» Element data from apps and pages
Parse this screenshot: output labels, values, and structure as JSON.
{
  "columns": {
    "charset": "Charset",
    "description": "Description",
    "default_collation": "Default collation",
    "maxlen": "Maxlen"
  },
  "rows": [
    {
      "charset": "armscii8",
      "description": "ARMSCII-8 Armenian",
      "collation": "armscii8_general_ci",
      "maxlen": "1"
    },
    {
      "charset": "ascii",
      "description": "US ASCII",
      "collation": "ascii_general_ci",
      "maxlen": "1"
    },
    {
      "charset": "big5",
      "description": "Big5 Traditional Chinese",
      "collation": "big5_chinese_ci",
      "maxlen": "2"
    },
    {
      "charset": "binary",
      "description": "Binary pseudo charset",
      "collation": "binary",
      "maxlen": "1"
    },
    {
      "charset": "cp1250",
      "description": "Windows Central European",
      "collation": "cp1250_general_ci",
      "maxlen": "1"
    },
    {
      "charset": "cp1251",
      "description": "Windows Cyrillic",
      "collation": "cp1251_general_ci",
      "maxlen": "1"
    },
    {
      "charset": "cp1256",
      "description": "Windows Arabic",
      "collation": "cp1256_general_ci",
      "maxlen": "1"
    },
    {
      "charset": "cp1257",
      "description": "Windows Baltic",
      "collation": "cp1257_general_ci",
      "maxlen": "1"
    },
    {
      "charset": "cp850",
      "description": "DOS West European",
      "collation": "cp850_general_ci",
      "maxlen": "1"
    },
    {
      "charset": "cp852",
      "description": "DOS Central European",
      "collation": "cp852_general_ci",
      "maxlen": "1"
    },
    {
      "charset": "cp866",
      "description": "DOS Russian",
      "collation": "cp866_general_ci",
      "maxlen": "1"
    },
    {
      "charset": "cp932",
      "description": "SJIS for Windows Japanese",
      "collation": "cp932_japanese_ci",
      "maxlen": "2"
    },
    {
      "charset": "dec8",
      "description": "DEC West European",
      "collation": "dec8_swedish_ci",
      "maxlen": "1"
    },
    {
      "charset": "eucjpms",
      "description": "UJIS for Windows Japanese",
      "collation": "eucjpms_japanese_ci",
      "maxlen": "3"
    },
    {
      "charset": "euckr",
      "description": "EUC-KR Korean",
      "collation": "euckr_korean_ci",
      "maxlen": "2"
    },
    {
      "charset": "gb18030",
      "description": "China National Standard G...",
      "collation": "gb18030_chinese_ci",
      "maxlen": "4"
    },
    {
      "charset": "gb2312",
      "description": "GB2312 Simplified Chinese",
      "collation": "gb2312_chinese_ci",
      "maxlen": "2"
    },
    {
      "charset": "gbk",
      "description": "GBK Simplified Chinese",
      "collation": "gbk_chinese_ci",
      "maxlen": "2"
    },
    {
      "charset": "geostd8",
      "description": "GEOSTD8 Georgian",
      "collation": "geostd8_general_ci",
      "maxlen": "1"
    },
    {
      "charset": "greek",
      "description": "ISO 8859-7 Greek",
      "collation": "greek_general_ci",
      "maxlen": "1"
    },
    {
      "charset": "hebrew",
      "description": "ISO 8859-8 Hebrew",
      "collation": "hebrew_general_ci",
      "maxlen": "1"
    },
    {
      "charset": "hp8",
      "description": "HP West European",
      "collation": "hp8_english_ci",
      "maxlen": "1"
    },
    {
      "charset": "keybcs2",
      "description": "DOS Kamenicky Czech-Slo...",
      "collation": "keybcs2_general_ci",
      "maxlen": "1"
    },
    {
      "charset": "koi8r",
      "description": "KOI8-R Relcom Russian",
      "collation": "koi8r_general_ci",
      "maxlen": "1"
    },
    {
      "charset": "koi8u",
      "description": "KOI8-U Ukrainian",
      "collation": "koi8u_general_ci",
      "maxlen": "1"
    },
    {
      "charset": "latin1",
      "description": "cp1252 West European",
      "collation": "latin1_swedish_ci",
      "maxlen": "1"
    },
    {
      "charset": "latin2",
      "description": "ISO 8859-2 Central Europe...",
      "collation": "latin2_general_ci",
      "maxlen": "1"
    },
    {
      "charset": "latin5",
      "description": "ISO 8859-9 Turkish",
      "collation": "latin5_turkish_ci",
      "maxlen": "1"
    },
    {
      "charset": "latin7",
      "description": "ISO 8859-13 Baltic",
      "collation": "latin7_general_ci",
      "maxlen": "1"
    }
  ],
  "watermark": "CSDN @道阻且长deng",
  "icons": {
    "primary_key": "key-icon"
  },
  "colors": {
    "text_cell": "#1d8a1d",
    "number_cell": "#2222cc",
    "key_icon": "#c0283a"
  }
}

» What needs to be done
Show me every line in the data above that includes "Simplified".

» Written response
      "description": "GB2312 Simplified Chinese",
      "description": "GBK Simplified Chinese",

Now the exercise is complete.